Under the proposed city budget, SAPD would get 78 new uniform positions for a total of 2,581. Meanwhile, SAFD’s firefighter and EMS positions would rise to 1,795 with the addition of 21 new spots.
The fire positions are broken into 15 positions for a new platform truck out of Fire Station 45 near Sea World and six for a medical responder team out of Fire Station 24 on Austin Highway.
The new police positions are split between 28 supervisory positions at the St. Mary’s Street substation, which is expected to be completed in January 2024, and 50 to focus on violent crime prevention strategies as determined by a UTSA study, which the city expects to receive a draft of in the fall.
The latter group of patrol positions is meant to be partially funded with a federal grant, though SAPD Chief William McManus said the city could pay for 38 of them on its own out of the money meant for the grant cash match.
“It will not be one team. They’ll be distributed throughout the city because there will be certain areas throughout the city that we will be focusing on for a variety of reasons,” McManus said.

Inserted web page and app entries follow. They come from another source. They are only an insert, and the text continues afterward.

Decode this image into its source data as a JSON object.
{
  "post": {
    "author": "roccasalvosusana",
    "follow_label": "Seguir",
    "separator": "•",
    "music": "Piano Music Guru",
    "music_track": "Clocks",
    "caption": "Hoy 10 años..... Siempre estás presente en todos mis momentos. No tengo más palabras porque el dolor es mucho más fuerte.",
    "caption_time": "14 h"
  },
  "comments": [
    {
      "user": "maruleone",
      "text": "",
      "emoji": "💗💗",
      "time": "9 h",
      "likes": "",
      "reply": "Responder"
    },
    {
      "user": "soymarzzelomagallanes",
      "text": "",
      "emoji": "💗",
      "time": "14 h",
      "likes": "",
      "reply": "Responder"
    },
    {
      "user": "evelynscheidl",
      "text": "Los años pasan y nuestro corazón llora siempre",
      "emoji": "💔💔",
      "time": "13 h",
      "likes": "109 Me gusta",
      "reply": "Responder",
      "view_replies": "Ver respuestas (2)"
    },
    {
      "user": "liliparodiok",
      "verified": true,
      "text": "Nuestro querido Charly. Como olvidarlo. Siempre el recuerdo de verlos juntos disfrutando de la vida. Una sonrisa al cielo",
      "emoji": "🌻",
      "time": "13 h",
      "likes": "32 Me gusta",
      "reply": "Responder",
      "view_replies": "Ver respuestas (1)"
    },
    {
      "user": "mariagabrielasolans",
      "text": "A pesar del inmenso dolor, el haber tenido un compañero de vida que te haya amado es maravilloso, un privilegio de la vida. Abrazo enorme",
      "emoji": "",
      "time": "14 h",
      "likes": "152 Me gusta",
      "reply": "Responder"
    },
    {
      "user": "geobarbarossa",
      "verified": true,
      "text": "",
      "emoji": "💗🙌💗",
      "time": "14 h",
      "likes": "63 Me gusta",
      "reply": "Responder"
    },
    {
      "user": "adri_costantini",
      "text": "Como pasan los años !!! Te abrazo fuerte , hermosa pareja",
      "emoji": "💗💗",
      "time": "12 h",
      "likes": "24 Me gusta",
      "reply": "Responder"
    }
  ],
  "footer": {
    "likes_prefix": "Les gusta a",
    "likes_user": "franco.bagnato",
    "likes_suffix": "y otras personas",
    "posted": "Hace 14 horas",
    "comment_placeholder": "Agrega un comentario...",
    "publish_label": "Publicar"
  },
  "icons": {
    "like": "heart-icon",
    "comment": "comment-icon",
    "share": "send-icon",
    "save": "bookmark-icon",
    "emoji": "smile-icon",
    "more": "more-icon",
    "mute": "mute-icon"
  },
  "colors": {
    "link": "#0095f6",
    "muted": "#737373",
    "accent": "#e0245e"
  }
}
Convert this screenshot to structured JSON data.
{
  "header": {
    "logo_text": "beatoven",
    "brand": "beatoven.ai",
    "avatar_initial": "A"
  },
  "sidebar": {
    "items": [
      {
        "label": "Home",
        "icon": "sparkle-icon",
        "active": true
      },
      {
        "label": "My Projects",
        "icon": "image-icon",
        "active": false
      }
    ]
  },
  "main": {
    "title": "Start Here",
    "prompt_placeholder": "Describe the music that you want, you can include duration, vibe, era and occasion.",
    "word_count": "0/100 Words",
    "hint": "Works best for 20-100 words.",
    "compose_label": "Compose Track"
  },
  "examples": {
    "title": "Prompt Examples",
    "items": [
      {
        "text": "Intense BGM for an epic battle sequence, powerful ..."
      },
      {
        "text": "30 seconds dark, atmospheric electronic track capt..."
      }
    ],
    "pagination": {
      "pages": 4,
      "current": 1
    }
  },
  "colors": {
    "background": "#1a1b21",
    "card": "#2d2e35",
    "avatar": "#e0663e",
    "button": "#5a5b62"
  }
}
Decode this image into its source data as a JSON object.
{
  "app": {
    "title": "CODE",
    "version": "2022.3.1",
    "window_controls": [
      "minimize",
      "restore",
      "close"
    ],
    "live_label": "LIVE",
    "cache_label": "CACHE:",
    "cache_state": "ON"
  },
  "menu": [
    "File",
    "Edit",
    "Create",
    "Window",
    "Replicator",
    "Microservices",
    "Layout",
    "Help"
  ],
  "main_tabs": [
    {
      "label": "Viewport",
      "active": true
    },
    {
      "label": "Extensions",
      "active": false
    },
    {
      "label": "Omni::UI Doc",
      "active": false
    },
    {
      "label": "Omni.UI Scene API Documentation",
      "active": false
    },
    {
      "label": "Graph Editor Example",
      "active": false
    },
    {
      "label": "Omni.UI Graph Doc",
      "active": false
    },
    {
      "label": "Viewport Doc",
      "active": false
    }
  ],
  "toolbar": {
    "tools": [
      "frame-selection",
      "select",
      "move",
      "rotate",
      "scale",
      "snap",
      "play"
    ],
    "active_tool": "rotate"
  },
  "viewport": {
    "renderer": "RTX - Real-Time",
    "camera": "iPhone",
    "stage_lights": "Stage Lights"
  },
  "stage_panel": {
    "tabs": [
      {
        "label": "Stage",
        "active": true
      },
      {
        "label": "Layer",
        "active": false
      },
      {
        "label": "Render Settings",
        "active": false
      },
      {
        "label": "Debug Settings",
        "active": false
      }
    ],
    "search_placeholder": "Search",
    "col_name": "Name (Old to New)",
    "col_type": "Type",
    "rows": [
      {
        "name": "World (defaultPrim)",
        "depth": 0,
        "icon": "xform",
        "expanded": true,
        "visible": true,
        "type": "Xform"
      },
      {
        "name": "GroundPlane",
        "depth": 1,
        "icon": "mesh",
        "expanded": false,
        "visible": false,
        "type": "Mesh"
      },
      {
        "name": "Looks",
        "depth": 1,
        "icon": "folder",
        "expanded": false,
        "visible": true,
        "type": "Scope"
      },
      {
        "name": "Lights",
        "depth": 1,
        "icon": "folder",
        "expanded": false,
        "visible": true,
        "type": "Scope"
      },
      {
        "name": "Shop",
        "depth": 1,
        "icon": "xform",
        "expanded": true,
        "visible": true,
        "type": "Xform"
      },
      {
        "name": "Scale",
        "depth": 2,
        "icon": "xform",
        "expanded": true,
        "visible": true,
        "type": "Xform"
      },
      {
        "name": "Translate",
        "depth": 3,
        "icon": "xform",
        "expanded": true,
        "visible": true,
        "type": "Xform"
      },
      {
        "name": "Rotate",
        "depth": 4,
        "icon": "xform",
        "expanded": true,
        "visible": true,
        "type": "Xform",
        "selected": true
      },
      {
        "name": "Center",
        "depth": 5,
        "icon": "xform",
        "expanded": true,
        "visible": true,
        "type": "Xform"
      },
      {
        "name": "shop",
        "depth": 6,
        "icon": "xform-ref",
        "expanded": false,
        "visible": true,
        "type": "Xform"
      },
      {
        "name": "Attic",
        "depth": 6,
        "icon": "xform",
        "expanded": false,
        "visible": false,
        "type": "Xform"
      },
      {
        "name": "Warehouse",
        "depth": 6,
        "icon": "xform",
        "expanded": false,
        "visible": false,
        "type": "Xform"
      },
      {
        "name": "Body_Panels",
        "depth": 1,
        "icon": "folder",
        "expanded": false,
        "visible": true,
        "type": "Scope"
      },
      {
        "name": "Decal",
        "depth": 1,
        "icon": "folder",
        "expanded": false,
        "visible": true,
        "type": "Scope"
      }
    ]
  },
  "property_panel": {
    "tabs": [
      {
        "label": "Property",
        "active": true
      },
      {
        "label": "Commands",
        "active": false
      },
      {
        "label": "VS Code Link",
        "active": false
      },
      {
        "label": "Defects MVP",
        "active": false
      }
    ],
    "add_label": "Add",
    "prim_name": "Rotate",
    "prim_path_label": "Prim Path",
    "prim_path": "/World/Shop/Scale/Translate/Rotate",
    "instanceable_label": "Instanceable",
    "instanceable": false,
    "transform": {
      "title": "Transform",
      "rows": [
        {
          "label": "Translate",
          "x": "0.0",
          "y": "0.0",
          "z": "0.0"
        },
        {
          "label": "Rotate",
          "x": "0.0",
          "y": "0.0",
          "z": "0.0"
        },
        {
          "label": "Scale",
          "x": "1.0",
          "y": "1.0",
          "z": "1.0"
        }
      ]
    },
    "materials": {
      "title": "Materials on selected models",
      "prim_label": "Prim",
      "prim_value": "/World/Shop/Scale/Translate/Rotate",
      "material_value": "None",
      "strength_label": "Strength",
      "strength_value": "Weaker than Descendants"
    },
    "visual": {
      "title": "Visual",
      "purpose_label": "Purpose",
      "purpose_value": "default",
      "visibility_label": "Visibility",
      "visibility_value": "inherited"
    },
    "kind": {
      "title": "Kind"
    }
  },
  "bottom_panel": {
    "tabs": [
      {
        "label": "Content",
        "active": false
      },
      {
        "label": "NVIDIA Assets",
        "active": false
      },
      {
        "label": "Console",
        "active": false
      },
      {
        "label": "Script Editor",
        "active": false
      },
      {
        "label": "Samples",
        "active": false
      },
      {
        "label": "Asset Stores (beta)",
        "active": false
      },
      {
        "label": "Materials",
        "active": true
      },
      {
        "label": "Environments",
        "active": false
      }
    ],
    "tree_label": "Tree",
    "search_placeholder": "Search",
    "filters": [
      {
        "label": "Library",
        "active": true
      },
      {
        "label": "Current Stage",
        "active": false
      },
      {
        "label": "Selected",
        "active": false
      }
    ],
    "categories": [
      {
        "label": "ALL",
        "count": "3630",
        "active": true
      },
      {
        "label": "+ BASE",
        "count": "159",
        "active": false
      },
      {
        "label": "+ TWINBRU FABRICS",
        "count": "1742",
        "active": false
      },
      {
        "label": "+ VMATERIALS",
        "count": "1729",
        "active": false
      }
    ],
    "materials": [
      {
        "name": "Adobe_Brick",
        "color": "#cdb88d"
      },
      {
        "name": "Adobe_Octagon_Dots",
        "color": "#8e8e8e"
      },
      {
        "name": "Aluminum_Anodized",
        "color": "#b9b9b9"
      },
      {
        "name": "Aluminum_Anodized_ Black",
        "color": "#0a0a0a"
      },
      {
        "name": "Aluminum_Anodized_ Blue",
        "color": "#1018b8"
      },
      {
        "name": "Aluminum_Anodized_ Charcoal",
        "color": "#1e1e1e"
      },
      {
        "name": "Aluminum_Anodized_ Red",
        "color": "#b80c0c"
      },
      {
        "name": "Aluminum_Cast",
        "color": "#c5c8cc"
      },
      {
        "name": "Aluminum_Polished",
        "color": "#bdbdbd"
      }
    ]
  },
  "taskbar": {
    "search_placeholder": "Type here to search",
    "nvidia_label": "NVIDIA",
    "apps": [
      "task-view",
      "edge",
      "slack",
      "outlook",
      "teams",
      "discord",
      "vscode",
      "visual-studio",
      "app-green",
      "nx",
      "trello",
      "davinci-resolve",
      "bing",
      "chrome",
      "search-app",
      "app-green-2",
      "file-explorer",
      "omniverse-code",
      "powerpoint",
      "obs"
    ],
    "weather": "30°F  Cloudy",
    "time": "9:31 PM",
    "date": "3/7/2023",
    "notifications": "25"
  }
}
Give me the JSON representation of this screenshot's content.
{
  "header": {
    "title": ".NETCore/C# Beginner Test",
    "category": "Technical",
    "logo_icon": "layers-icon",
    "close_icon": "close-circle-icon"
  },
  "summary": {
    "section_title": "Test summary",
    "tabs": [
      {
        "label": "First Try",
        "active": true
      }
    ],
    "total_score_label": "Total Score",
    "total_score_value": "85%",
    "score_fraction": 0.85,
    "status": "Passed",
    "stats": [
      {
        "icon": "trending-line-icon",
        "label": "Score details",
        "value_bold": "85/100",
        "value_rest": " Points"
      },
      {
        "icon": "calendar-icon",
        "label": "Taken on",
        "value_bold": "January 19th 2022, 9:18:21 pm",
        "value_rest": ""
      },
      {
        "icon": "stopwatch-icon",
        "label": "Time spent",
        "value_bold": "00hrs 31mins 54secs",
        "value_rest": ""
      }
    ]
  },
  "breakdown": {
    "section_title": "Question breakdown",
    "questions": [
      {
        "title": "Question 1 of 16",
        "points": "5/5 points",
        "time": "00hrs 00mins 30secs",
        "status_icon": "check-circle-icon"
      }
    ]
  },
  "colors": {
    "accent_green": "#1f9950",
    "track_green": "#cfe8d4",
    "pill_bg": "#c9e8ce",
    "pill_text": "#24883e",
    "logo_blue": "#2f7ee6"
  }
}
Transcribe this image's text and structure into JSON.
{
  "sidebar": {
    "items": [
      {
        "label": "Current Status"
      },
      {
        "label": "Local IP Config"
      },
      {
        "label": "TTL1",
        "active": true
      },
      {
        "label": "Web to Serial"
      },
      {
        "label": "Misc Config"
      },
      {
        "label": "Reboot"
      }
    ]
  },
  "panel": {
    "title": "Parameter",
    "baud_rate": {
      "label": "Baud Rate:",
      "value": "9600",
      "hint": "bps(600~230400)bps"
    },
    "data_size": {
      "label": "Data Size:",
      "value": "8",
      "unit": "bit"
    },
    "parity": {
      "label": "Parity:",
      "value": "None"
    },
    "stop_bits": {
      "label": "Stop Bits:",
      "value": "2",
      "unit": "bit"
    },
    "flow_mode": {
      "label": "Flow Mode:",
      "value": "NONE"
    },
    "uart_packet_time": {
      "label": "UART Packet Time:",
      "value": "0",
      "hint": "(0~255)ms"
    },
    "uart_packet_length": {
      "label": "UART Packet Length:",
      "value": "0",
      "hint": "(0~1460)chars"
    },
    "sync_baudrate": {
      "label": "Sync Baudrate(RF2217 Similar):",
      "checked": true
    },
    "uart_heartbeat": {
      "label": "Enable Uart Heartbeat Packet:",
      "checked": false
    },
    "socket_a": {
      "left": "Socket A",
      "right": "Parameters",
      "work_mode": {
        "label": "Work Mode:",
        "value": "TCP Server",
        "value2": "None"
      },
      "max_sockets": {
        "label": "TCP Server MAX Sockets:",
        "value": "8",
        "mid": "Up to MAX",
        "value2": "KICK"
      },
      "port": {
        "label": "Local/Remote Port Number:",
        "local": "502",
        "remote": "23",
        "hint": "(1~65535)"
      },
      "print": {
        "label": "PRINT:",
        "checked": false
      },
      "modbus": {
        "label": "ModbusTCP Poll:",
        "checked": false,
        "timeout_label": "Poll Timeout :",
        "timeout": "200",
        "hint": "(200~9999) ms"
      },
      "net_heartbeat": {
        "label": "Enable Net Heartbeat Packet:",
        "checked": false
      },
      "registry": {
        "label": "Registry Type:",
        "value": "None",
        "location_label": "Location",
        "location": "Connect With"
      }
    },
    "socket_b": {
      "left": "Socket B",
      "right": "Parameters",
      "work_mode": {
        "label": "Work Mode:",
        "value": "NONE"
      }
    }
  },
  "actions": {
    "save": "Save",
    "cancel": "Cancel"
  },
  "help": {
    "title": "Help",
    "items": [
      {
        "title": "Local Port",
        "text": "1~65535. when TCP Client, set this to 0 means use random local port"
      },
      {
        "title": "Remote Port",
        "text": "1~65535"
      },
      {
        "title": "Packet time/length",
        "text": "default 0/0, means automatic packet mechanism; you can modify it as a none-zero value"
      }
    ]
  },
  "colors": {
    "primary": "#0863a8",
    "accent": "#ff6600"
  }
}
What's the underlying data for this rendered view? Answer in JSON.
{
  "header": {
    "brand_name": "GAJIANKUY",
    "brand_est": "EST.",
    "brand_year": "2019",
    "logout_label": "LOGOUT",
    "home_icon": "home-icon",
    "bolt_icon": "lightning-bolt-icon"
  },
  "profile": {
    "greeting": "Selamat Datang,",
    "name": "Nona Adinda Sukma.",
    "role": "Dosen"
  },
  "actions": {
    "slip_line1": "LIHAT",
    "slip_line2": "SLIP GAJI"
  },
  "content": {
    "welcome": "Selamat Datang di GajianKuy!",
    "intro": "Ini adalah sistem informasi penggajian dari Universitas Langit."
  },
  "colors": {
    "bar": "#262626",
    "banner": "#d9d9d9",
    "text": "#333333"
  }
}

The city aims to keep the combined police and fire budgets of the general fund to under 66% of the general fund as a whole. With city revenues, including federal relief dollars, pouring into city coffers, that proportion is at 60.7% in the proposed FY 2023 budget.
SAPD is also awaiting a study on staffing levels that’s expected to be completed in early 2023.
Speaking to council members at a budget work session Tuesday, McManus said, with the exception of 2020, the city’s emergency calls have been trending upwards.
The police chief also said the city has seen a 12.3% increase in overall crime compared to the 2021 numbers.
The crime statistics McManus presented were based on the FBI’s new crime statistics system -- National Incident-Based Reporting System (NIBRS). They are not yet posted on the city’s website, which only shows the statistics for 2011 to 2021 under the now-defunct Uniform Crime Reporting (UCR) system.
District 5 Councilwoman Teri Castillo contrasted the proposal to add officers before the UTSA study recommendations come in, against the delayed expansion of a pilot program for alternative responses to mental health calls.
SA CORE, as it’s known, started in April 2022 and currently operates out of the Central Substation. The results of the multidisciplinary response team are expected to be evaluated after it finishes in March 2023.
The budget proposal includes $2 million for its expansion.
“I’m concerned with delaying expanding public safety models, which are working well, but we continue to spend money on the same old solutions, right? That when we look at the data we’re seeing -- what we’re seeing, it’s not producing the solutions that we’re hoping it does, right? And I think it’s irresponsible,” Castillo said.
The city council is expected to vote on a budget on Sept. 15.